(Information shown)

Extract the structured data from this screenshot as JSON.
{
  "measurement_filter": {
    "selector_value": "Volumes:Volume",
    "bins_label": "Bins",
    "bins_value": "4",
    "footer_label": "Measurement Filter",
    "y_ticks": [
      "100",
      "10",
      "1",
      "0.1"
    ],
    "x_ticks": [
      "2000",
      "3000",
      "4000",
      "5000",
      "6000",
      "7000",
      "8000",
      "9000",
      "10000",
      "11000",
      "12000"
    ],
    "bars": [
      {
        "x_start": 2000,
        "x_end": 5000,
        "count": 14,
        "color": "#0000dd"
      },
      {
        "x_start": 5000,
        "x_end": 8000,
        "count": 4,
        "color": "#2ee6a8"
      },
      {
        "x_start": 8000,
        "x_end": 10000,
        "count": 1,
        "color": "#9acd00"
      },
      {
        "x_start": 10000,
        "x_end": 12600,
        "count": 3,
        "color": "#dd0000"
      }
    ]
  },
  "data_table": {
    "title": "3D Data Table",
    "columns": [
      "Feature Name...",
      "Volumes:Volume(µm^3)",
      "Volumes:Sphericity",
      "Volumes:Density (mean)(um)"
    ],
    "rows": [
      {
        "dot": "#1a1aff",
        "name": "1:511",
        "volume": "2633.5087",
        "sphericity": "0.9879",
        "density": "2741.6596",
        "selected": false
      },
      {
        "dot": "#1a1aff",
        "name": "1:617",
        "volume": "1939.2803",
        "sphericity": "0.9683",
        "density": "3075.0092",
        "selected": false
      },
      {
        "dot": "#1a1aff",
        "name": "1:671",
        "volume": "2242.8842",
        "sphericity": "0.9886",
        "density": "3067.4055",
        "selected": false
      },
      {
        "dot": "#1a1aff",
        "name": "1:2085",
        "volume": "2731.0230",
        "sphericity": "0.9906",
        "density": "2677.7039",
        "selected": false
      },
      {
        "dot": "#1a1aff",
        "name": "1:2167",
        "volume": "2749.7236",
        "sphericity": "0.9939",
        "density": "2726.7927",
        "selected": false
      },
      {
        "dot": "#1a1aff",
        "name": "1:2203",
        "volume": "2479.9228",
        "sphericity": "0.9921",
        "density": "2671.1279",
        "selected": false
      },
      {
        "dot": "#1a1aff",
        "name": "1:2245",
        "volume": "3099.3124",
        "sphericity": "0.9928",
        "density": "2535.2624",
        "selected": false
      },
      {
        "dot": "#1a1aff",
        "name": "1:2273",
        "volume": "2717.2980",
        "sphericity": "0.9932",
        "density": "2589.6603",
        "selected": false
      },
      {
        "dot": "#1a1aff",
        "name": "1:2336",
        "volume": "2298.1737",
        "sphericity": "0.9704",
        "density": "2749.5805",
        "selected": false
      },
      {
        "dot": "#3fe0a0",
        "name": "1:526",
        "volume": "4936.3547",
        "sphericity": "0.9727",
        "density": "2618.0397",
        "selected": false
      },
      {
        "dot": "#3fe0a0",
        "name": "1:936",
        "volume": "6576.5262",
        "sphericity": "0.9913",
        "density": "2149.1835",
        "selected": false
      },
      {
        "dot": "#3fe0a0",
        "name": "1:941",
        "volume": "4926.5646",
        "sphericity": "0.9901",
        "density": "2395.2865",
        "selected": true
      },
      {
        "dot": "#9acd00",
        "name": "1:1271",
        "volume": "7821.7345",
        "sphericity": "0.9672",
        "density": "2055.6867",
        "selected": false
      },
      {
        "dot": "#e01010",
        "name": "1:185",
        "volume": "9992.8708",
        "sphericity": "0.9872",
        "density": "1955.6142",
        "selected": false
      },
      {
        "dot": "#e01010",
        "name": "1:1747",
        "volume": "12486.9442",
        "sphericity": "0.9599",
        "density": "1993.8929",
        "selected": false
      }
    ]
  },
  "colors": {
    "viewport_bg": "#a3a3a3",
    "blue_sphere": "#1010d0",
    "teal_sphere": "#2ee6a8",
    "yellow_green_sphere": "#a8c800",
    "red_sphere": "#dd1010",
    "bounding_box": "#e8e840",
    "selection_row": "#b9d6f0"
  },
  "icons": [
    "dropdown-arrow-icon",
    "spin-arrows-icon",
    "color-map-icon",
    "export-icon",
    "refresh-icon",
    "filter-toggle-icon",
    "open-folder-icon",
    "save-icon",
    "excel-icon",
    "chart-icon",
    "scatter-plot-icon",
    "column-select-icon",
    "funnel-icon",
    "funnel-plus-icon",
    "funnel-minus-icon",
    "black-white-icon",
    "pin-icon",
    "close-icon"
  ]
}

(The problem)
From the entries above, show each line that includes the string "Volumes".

(Response)
    "selector_value": "Volumes:Volume",
      "Volumes:Volume(µm^3)",
      "Volumes:Sphericity",
      "Volumes:Density (mean)(um)"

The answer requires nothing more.